Prior to assuming this role, I earned my PhD in Higher, Adult, and Lifelong Education from Michigan State University’s College of Education (May, 2015). My research focused on faculty work life, faculty perceptions of online learning, and student leadership. During my time at MSU, I also taught several online courses and developed online training programs for graduate student teaching apprentices.
Before I earned my doctorate at MSU, I worked for Temple University doing academic advising and counseling.
When I am not working, I spend my time running, practicing Bikram yoga, cooking, and exploring Chicago. I also enjoy theater and drinking coffee.
Posts by: Jessica Mansbach
What is brain-based learning and why do we care about it? With advances in brain imaging technologies and ongoing developments in cognitive research, there is a great deal of information available about how the brain works (Davis, 2008). Knowledge about how the brain integrates new information enables instructors to design courses that incorporate principles of brain-based learning (Clemons, 2005). Brain-based learning involves the use of “instructional strategies designed for compatibility with the brain’s propensities for seeking, processing, and organizing information” (Kelly, 2013, para. 3). The handy acronym IGNITE (intervals, grouping, novelty, interconnectedness, technology and time, environment) describes how to activate
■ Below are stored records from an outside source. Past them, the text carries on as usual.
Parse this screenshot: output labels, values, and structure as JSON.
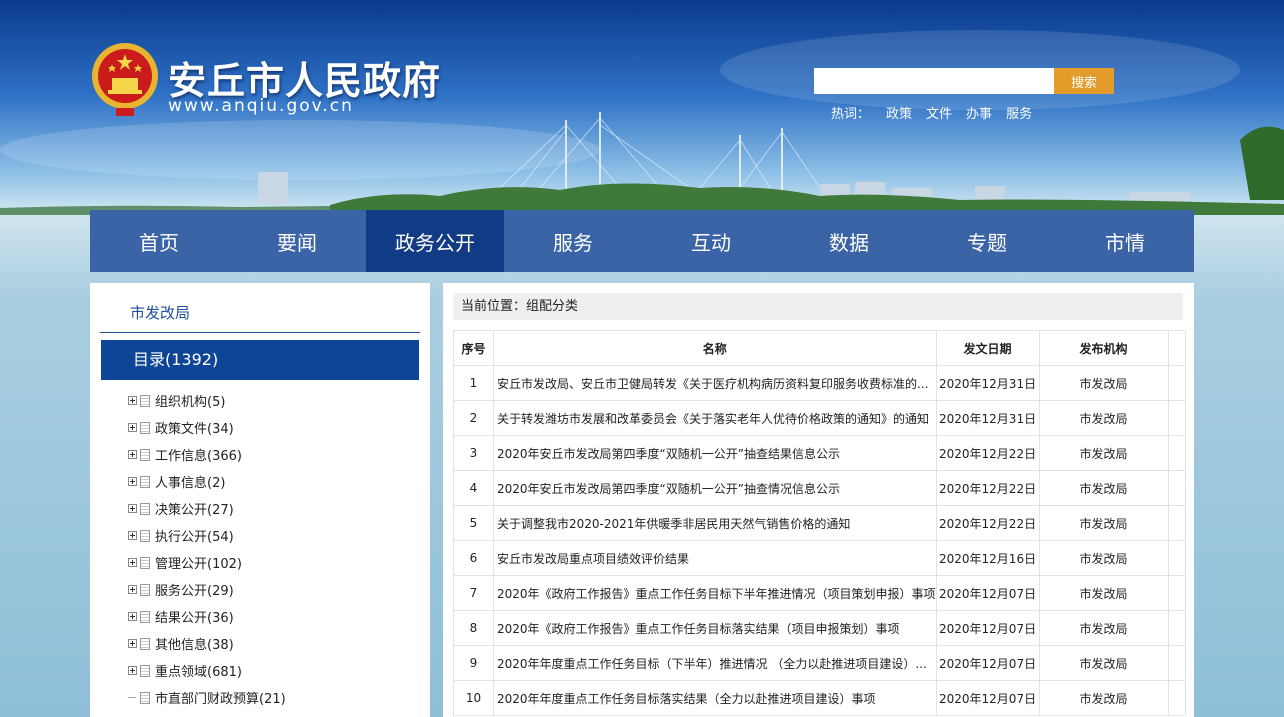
{
  "header": {
    "site_title": "安丘市人民政府",
    "site_url": "www.anqiu.gov.cn",
    "search": {
      "placeholder": "",
      "button_label": "搜索"
    },
    "hotwords": {
      "label": "热词：",
      "items": [
        "政策",
        "文件",
        "办事",
        "服务"
      ]
    }
  },
  "nav": {
    "items": [
      "首页",
      "要闻",
      "政务公开",
      "服务",
      "互动",
      "数据",
      "专题",
      "市情"
    ],
    "active": "政务公开"
  },
  "sidebar": {
    "department": "市发改局",
    "catalog_header": "目录(1392)",
    "tree": [
      {
        "label": "组织机构(5)",
        "expandable": true
      },
      {
        "label": "政策文件(34)",
        "expandable": true
      },
      {
        "label": "工作信息(366)",
        "expandable": true
      },
      {
        "label": "人事信息(2)",
        "expandable": true
      },
      {
        "label": "决策公开(27)",
        "expandable": true
      },
      {
        "label": "执行公开(54)",
        "expandable": true
      },
      {
        "label": "管理公开(102)",
        "expandable": true
      },
      {
        "label": "服务公开(29)",
        "expandable": true
      },
      {
        "label": "结果公开(36)",
        "expandable": true
      },
      {
        "label": "其他信息(38)",
        "expandable": true
      },
      {
        "label": "重点领域(681)",
        "expandable": true
      },
      {
        "label": "市直部门财政预算(21)",
        "expandable": false
      }
    ]
  },
  "main": {
    "location": "当前位置：组配分类",
    "table": {
      "headers": [
        "序号",
        "名称",
        "发文日期",
        "发布机构"
      ],
      "rows": [
        [
          "1",
          "安丘市发改局、安丘市卫健局转发《关于医疗机构病历资料复印服务收费标准的...",
          "2020年12月31日",
          "市发改局"
        ],
        [
          "2",
          "关于转发潍坊市发展和改革委员会《关于落实老年人优待价格政策的通知》的通知",
          "2020年12月31日",
          "市发改局"
        ],
        [
          "3",
          "2020年安丘市发改局第四季度“双随机一公开”抽查结果信息公示",
          "2020年12月22日",
          "市发改局"
        ],
        [
          "4",
          "2020年安丘市发改局第四季度“双随机一公开”抽查情况信息公示",
          "2020年12月22日",
          "市发改局"
        ],
        [
          "5",
          "关于调整我市2020-2021年供暖季非居民用天然气销售价格的通知",
          "2020年12月22日",
          "市发改局"
        ],
        [
          "6",
          "安丘市发改局重点项目绩效评价结果",
          "2020年12月16日",
          "市发改局"
        ],
        [
          "7",
          "2020年《政府工作报告》重点工作任务目标下半年推进情况（项目策划申报）事项",
          "2020年12月07日",
          "市发改局"
        ],
        [
          "8",
          "2020年《政府工作报告》重点工作任务目标落实结果（项目申报策划）事项",
          "2020年12月07日",
          "市发改局"
        ],
        [
          "9",
          "2020年年度重点工作任务目标（下半年）推进情况 （全力以赴推进项目建设）...",
          "2020年12月07日",
          "市发改局"
        ],
        [
          "10",
          "2020年年度重点工作任务目标落实结果（全力以赴推进项目建设）事项",
          "2020年12月07日",
          "市发改局"
        ]
      ]
    }
  },
  "colors": {
    "nav_bg": "#3b64a6",
    "nav_active": "#113c85",
    "search_button": "#e39b2a",
    "catalog_header": "#0e4596"
  }
}
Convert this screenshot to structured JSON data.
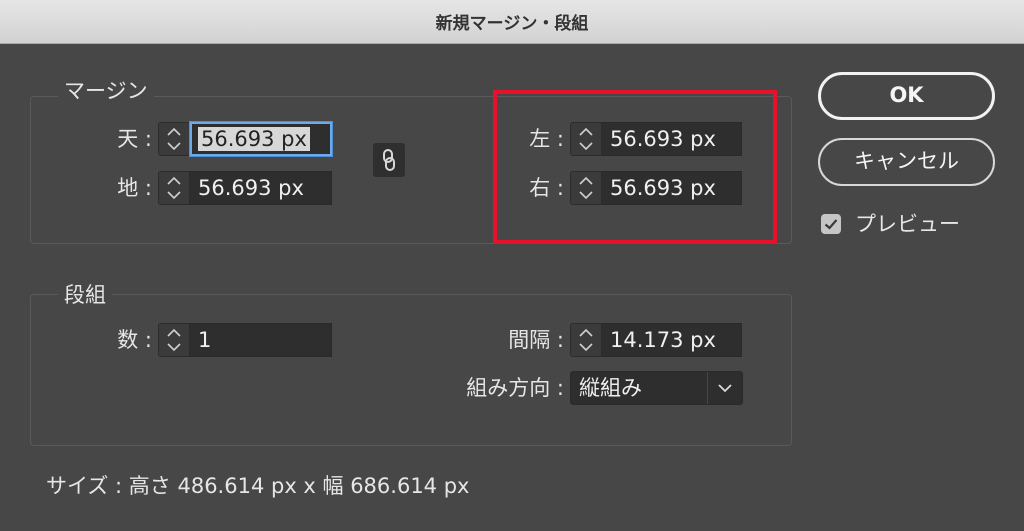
{
  "window": {
    "title": "新規マージン・段組"
  },
  "margin": {
    "label": "マージン",
    "top": {
      "label": "天 :",
      "value": "56.693 px"
    },
    "bottom": {
      "label": "地 :",
      "value": "56.693 px"
    },
    "left": {
      "label": "左 :",
      "value": "56.693 px"
    },
    "right": {
      "label": "右 :",
      "value": "56.693 px"
    },
    "link_icon": "chain-link-icon"
  },
  "columns": {
    "label": "段組",
    "count": {
      "label": "数 :",
      "value": "1"
    },
    "gutter": {
      "label": "間隔 :",
      "value": "14.173 px"
    },
    "direction": {
      "label": "組み方向 :",
      "value": "縦組み"
    }
  },
  "buttons": {
    "ok": "OK",
    "cancel": "キャンセル"
  },
  "preview": {
    "label": "プレビュー",
    "checked": true
  },
  "size_info": "サイズ : 高さ 486.614 px x 幅 686.614 px",
  "colors": {
    "highlight": "#e8102a",
    "focus": "#6fa9e8",
    "background": "#474747"
  }
}
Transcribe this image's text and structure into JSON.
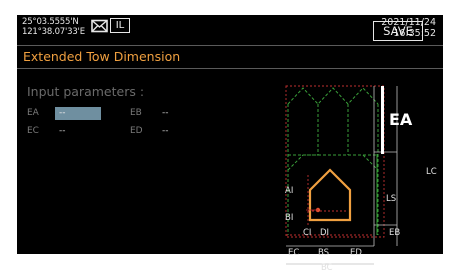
{
  "header": {
    "lat": "25°03.5555'N",
    "lon": "121°38.07'33'E",
    "mail_icon": "envelope-icon",
    "il_badge": "IL",
    "date": "2021/11/24",
    "time": "16:35:52"
  },
  "title": "Extended Tow Dimension",
  "save_label": "SAVE",
  "params": {
    "heading": "Input parameters :",
    "ea_label": "EA",
    "ea_value": "--",
    "eb_label": "EB",
    "eb_value": "--",
    "ec_label": "EC",
    "ec_value": "--",
    "ed_label": "ED",
    "ed_value": "--"
  },
  "diagram": {
    "ea": "EA",
    "lc": "LC",
    "ls": "LS",
    "eb": "EB",
    "ai": "AI",
    "bi": "BI",
    "ci": "CI",
    "di": "DI",
    "ec": "EC",
    "bs": "BS",
    "ed": "ED",
    "bc": "BC"
  },
  "colors": {
    "accent_orange": "#f0a040",
    "ship_green": "#3aa03a",
    "dim_red": "#c03030",
    "highlight": "#6f8fa0"
  }
}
In October 2016, the Distance Learning Team launched its first iteration of a fully online Course Design Workshop. This workshop is designed to help instructors become familiar with our course design process and to allow them to step into the shoes of an online student. In addition, being in the workshop allows instructors to practice using Canvas and to see what a well-structured SPS course looks like. If instructors have not designed an SPS course or are revising a course, they should take this workshop before they begin course development. Here is a sneak peek of what to expect during